A trade mark for similar names can be opposed under Australian intellectual property law.

Throughout history, there have been some people influential enough to be known only through a single name. The ranks of mononymous persons include those in all walks of life from Michelangelo and Bono to Confucius.

Being known by only one name carries a degree of distinction, which isn't an issue when there's only one famous Nero. But what happens when two celebrities want to go by the same name? That is the question facing Kylie Minogue and Kylie Jenner, as the two celebrities square off over a U.S. trade mark on the name Kylie, another instance of how fame plays into intellectual property.

Kylie versus Kylie

Kylie Minogue filed to block Kylie Jenner's trade mark application on the grounds of priority and dilution.

Kylie Jenner is an American reality show celebrity from Keeping Up With the Kardashians.
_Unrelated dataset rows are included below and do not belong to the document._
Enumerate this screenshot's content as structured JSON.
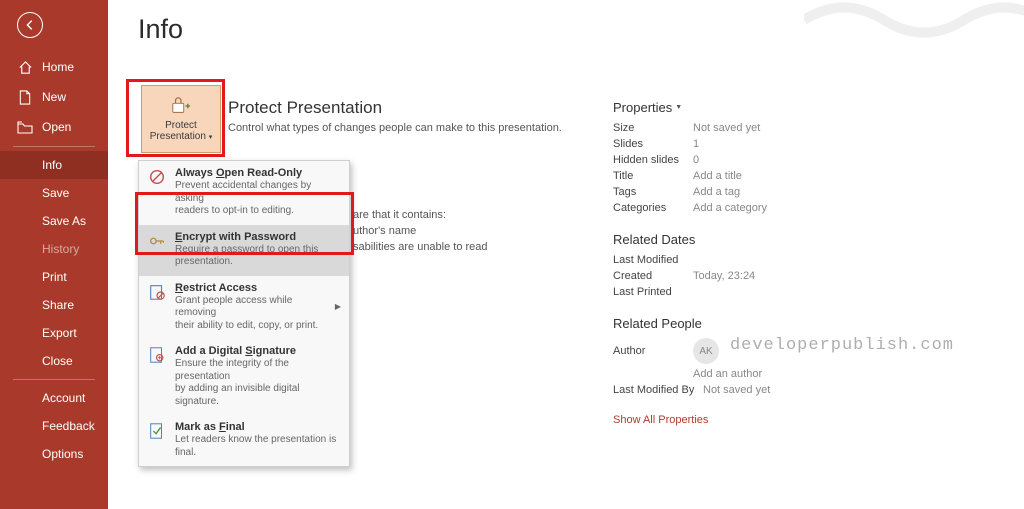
{
  "page_title": "Info",
  "sidebar": {
    "items": [
      {
        "label": "Home",
        "id": "home"
      },
      {
        "label": "New",
        "id": "new"
      },
      {
        "label": "Open",
        "id": "open"
      },
      {
        "label": "Info",
        "id": "info",
        "active": true
      },
      {
        "label": "Save",
        "id": "save"
      },
      {
        "label": "Save As",
        "id": "saveas"
      },
      {
        "label": "History",
        "id": "history",
        "disabled": true
      },
      {
        "label": "Print",
        "id": "print"
      },
      {
        "label": "Share",
        "id": "share"
      },
      {
        "label": "Export",
        "id": "export"
      },
      {
        "label": "Close",
        "id": "close"
      },
      {
        "label": "Account",
        "id": "account"
      },
      {
        "label": "Feedback",
        "id": "feedback"
      },
      {
        "label": "Options",
        "id": "options"
      }
    ]
  },
  "protect": {
    "button_label_line1": "Protect",
    "button_label_line2": "Presentation",
    "heading": "Protect Presentation",
    "desc": "Control what types of changes people can make to this presentation.",
    "menu": [
      {
        "title": "Always Open Read-Only",
        "key": "O",
        "desc1": "Prevent accidental changes by asking",
        "desc2": "readers to opt-in to editing."
      },
      {
        "title": "Encrypt with Password",
        "key": "E",
        "desc1": "Require a password to open this",
        "desc2": "presentation."
      },
      {
        "title": "Restrict Access",
        "key": "R",
        "desc1": "Grant people access while removing",
        "desc2": "their ability to edit, copy, or print."
      },
      {
        "title": "Add a Digital Signature",
        "key": "S",
        "desc1": "Ensure the integrity of the presentation",
        "desc2": "by adding an invisible digital signature."
      },
      {
        "title": "Mark as Final",
        "key": "F",
        "desc1": "Let readers know the presentation is",
        "desc2": "final."
      }
    ]
  },
  "behind": {
    "l1": "are that it contains:",
    "l2": "uthor's name",
    "l3": "sabilities are unable to read"
  },
  "properties": {
    "header": "Properties",
    "rows": [
      {
        "label": "Size",
        "value": "Not saved yet"
      },
      {
        "label": "Slides",
        "value": "1"
      },
      {
        "label": "Hidden slides",
        "value": "0"
      },
      {
        "label": "Title",
        "value": "Add a title",
        "link": true
      },
      {
        "label": "Tags",
        "value": "Add a tag",
        "link": true
      },
      {
        "label": "Categories",
        "value": "Add a category",
        "link": true
      }
    ],
    "dates_header": "Related Dates",
    "dates": [
      {
        "label": "Last Modified",
        "value": ""
      },
      {
        "label": "Created",
        "value": "Today, 23:24"
      },
      {
        "label": "Last Printed",
        "value": ""
      }
    ],
    "people_header": "Related People",
    "author_label": "Author",
    "author_initials": "AK",
    "add_author": "Add an author",
    "modified_by_label": "Last Modified By",
    "modified_by_value": "Not saved yet",
    "show_all": "Show All Properties"
  },
  "watermark": "developerpublish.com"
}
The trade mark dispute centres around an application put forth by Kylie Jenner, Inc. for a trade mark of the name Kylie in advertising goods and services on April 1, 2015.
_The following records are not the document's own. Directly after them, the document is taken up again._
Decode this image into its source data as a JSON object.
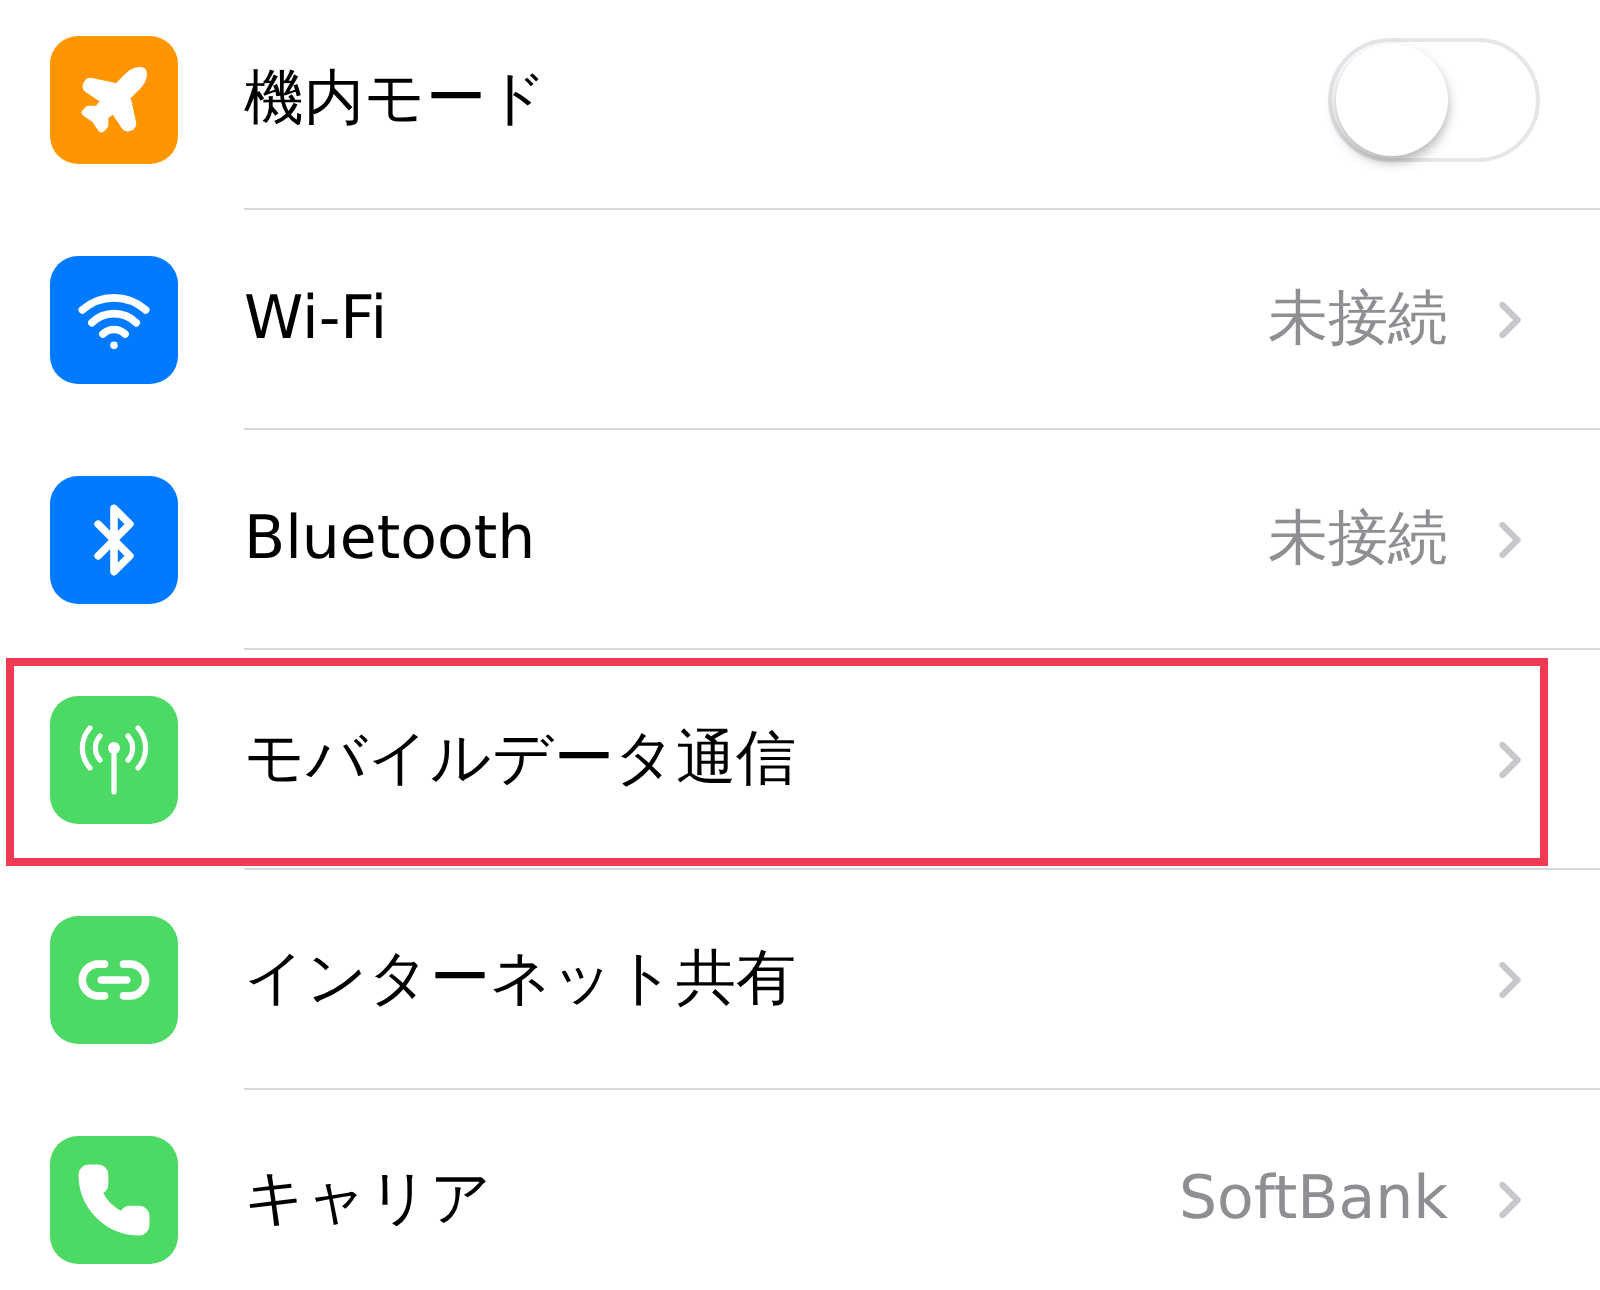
{
  "rows": [
    {
      "kind": "toggle",
      "color": "#ff9500",
      "label": "機内モード",
      "on": false,
      "highlighted": false
    },
    {
      "kind": "link",
      "color": "#007aff",
      "label": "Wi-Fi",
      "value": "未接続",
      "highlighted": false
    },
    {
      "kind": "link",
      "color": "#007aff",
      "label": "Bluetooth",
      "value": "未接続",
      "highlighted": false
    },
    {
      "kind": "link",
      "color": "#4cd964",
      "label": "モバイルデータ通信",
      "highlighted": true
    },
    {
      "kind": "link",
      "color": "#4cd964",
      "label": "インターネット共有",
      "highlighted": false
    },
    {
      "kind": "link",
      "color": "#4cd964",
      "label": "キャリア",
      "value": "SoftBank",
      "highlighted": false
    }
  ]
}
During an extended opposition period, Australian pop star Kylie Minogue filed to block Ms. Jenner's application through her firm KDB. A notice of opposition filed with the United States Patent and Trademark Office (USPTO) lays out a number of grounds for blocking Ms. Jenner's application, including priority and dilution.

Kylie Minogue has held a number of trade marks in the United States, including for the brands Kylie Minogue Darling and Kylie filed in 2006. The notice of opposition also notes that Ms. Minogue has been an entertainer since 1979 and that she is well known as a singer in the United States.
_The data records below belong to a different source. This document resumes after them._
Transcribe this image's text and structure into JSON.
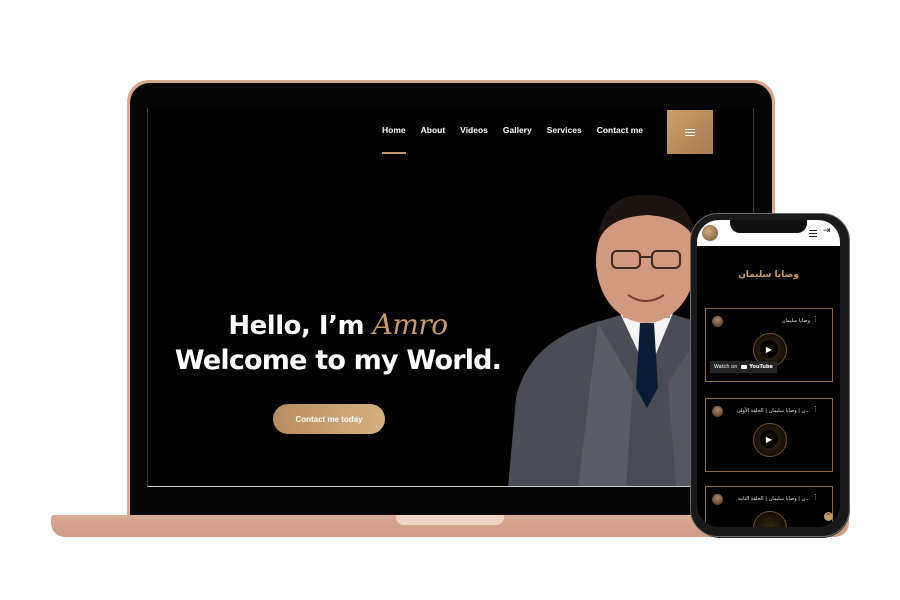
{
  "nav": {
    "items": [
      {
        "label": "Home",
        "active": true
      },
      {
        "label": "About",
        "active": false
      },
      {
        "label": "Videos",
        "active": false
      },
      {
        "label": "Gallery",
        "active": false
      },
      {
        "label": "Services",
        "active": false
      },
      {
        "label": "Contact me",
        "active": false
      }
    ],
    "menu_icon": "hamburger-icon"
  },
  "hero": {
    "greeting": "Hello, I’m ",
    "name": "Amro",
    "subtitle": "Welcome to my World.",
    "cta_label": "Contact me today"
  },
  "phone": {
    "title": "وصايا سليمان",
    "videos": [
      {
        "title": "وصايا سليمان",
        "show_watch_on": true
      },
      {
        "title": "...ن | وصايا سليمان | الحلقة الأولى",
        "show_watch_on": false
      },
      {
        "title": "...ن | وصايا سليمان | الحلقة الثانية",
        "show_watch_on": false
      }
    ],
    "watch_on": "Watch on",
    "youtube": "YouTube"
  },
  "colors": {
    "accent": "#c89b6d",
    "laptop_frame": "#d9a98f",
    "background": "#000000"
  }
}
Ms. Minogue further suggested that an association with Kylie Jenner would be damaging to her own brand, as Ms. Jenner has faced controversy from social media posts and received complaints from disability rights advocates and the African American community.

Trade marks under US and Australian intellectual property law

In the United States, an application can be opposed due to similarity with an existing trade mark if it will create confusion between the two. If a plumbing company and a recording studio apply for the same name, they will likely not be rejected over confusion.

Since Ms. Jenner and Ms. Minogue are both recognised celebrities in the US, it is likely that the USPTO will consider there to be a risk of confusion.

Under trade mark registration in Australia, the same consideration would have to be made. Under the Trade Marks Act 1995, the owner of a trade mark can oppose the new issue of a similar trade mark.

As the two Kylies vie for the right to the name, it will be interesting to see how Australian and American IP law shape the fight.